> **About this task**: Your answer must be the records below repeated word for word, with no pictures in it.

> **Data under study**:
=== Section Start ===

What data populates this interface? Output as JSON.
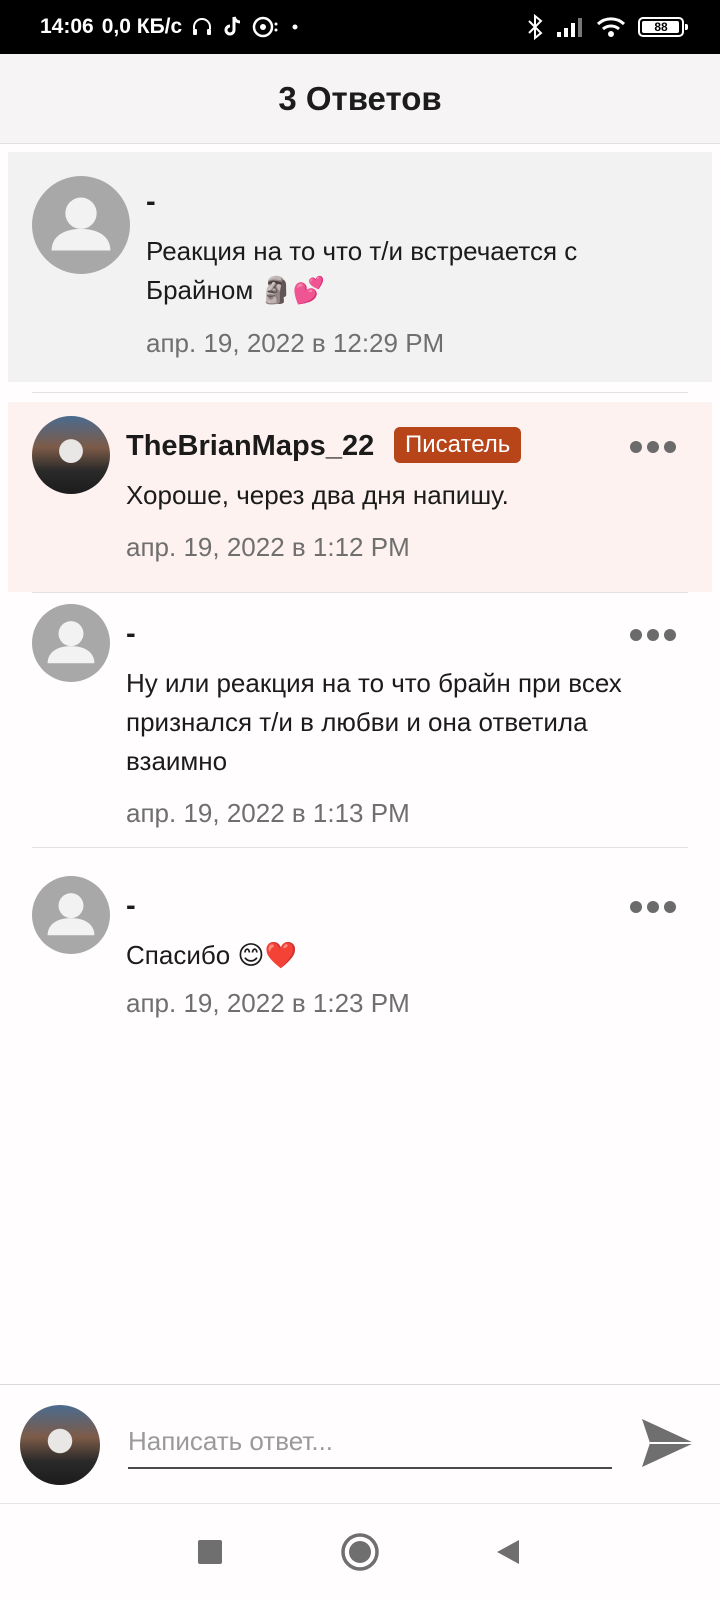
{
  "status_bar": {
    "time": "14:06",
    "speed": "0,0 КБ/с",
    "battery": "88"
  },
  "header": {
    "title": "3 Ответов"
  },
  "comments": [
    {
      "author": "-",
      "text": "Реакция на то что т/и встречается с Брайном 🗿💕",
      "time": "апр. 19, 2022 в 12:29 PM"
    },
    {
      "author": "TheBrianMaps_22",
      "badge": "Писатель",
      "text": "Хороше, через два дня напишу.",
      "time": "апр. 19, 2022 в 1:12 PM"
    },
    {
      "author": "-",
      "text": "Ну или реакция на то что брайн при всех признался т/и в любви и она ответила взаимно",
      "time": "апр. 19, 2022 в 1:13 PM"
    },
    {
      "author": "-",
      "text": "Спасибо 😊❤️",
      "time": "апр. 19, 2022 в 1:23 PM"
    }
  ],
  "reply": {
    "placeholder": "Написать ответ..."
  },
  "colors": {
    "badge": "#b8451a",
    "highlight": "#fdf2f0",
    "header_bg": "#f6f4f4"
  }
}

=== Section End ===

> **Answer for this exercise**:
What data populates this interface? Output as JSON.
{
  "status_bar": {
    "time": "14:06",
    "speed": "0,0 КБ/с",
    "battery": "88"
  },
  "header": {
    "title": "3 Ответов"
  },
  "comments": [
    {
      "author": "-",
      "text": "Реакция на то что т/и встречается с Брайном 🗿💕",
      "time": "апр. 19, 2022 в 12:29 PM"
    },
    {
      "author": "TheBrianMaps_22",
      "badge": "Писатель",
      "text": "Хороше, через два дня напишу.",
      "time": "апр. 19, 2022 в 1:12 PM"
    },
    {
      "author": "-",
      "text": "Ну или реакция на то что брайн при всех признался т/и в любви и она ответила взаимно",
      "time": "апр. 19, 2022 в 1:13 PM"
    },
    {
      "author": "-",
      "text": "Спасибо 😊❤️",
      "time": "апр. 19, 2022 в 1:23 PM"
    }
  ],
  "reply": {
    "placeholder": "Написать ответ..."
  },
  "colors": {
    "badge": "#b8451a",
    "highlight": "#fdf2f0",
    "header_bg": "#f6f4f4"
  }
}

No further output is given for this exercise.